Uganda ranks fourth in countries where it is easy for expats to make friends, according to Expat Insider 2017. It comes after Costa Rica, Mexico and Argentina.

The expat survey conducted by Munich-based InterNations places Uganda as one of the Top 10 countries where it is easy to settle in. In the eighth position this year, Uganda ranked third last year.

“In 2017, 82% of respondents describe the Ugandan population as generally friendly,” the report says. Kenya, the other African country in the Top 15, ranked 12, while Bahrain topped the country.

Overall as a destination for expats, Uganda ranks 46 globally. In Africa, it comes after South Africa at 42, and Kenya at 37. While Kenya and South Africa have moved up, Uganda has fallen by twenty spots. Last year, Uganda ranked 26 while Kenya ranked 46 and South Africa 51.

Bahrain was ranked as the top destination for expats by the survey, followed by Costa Rica. Last year, Taiwan and Malta were ranked first and second, respectively.

An expat is someone who lives in a country in which they are not citizens. They mostly leave their home country for work, study, retirement or move with family to another country. According to Finnacord, an international market research and consulting company, there are about 50 million expats in the world, with the number expected to grow to over 60 million by 2020.

The Expat Insider sources responses from several expats across the world, and focuses on different aspects of an expatriate’s life: quality of life, working abroad, personal finance, cost of living, family life, and ease of settling in.

In the family and relationships section, Uganda lags in general education options. It ranks third from bottom with the report indicating that “almost a third of expat parents are not happy with the education options in general, and over half aren’t satisfied with affordability.”

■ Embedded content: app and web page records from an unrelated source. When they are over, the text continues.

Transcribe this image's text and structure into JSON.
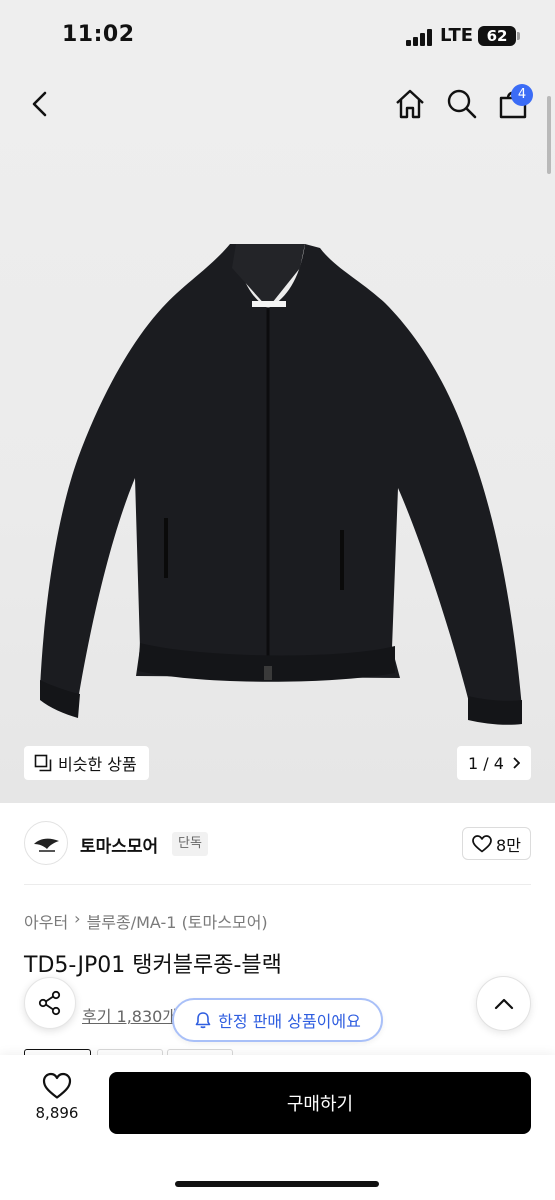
{
  "status_bar": {
    "time": "11:02",
    "network": "LTE",
    "battery": "62"
  },
  "header": {
    "cart_count": "4"
  },
  "gallery": {
    "similar_label": "비슷한 상품",
    "page_indicator": "1 / 4"
  },
  "brand": {
    "name": "토마스모어",
    "badge": "단독",
    "likes": "8만"
  },
  "breadcrumb": [
    "아우터",
    "블루종/MA-1 (토마스모어)"
  ],
  "product": {
    "title": "TD5-JP01 탱커블루종-블랙",
    "review_text": "후기 1,830개",
    "limited_notice": "한정 판매 상품이에요"
  },
  "bottom": {
    "wish_count": "8,896",
    "buy_label": "구매하기"
  },
  "colors": {
    "accent": "#3b6cf6",
    "notice_text": "#2f5ee0",
    "buy_bg": "#000000"
  },
  "icons": [
    "back-icon",
    "home-icon",
    "search-icon",
    "cart-icon",
    "similar-icon",
    "chevron-right-icon",
    "heart-icon",
    "share-icon",
    "bell-icon",
    "chevron-up-icon"
  ]
}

And in regard to personal finance, expats feel the same dissatisfaction as their local counterparts. Where 60 percent of respondents said, their income was more than enough in 2016, only 38 percent felt similarly this year. “One in nine expats in Uganda even gives their financial situation the worst possible rating, whereas no respondents gave it this rating in 2016.” The survey does not explain the changes.

Expats also rated Uganda as more emotional and welcoming, but less dynamic and innovative than neighbouring, Kenya. Kenya is also viewed as more passionate and outgoing than Uganda.

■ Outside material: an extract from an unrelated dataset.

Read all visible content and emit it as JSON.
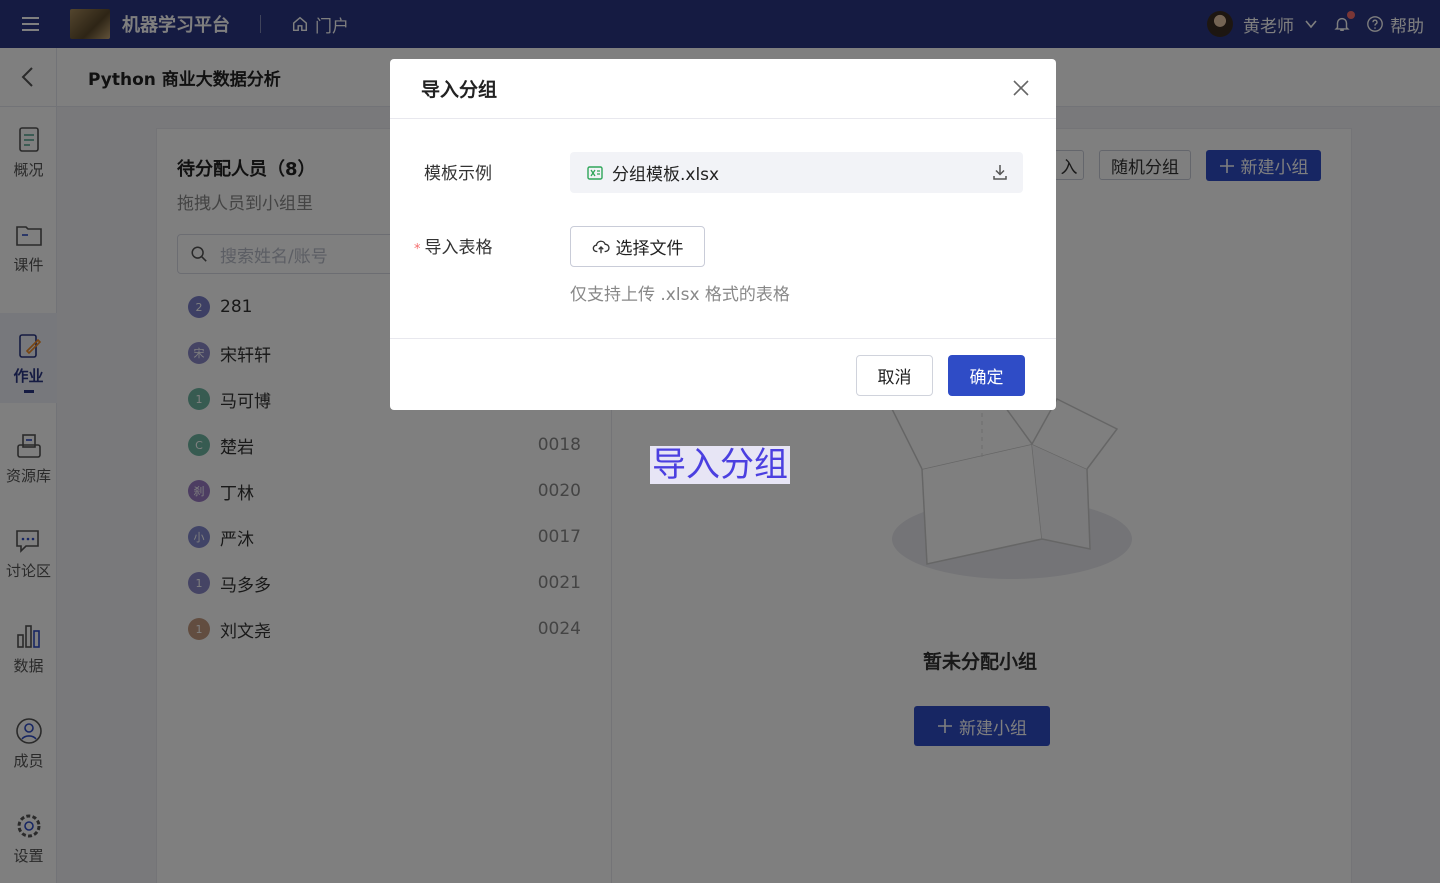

A typical expat in Uganda, according to the survey this year, is the “travelling spouse”; 87% of expats in this category are women who have moved countries because of their partner’s foreign assignment. Almost half of them work part-time and a large number, 72%, send their children to private schools.

Last year, Uganda was regarded as the typical country of residence for the “greener pastures expat”. These were profiled as expats looking for a better quality of life. They averaged 47.3 years, were mostly male and either owned a business or had a part-time job.

Globally, Uganda ranked no.26 as an expat destination last year, and number one in Africa. In that year’s ranking, “no one had anything negative to say about it.”

The survey depends on responses from expats who have signed up to join InterNations and respond to its surveys.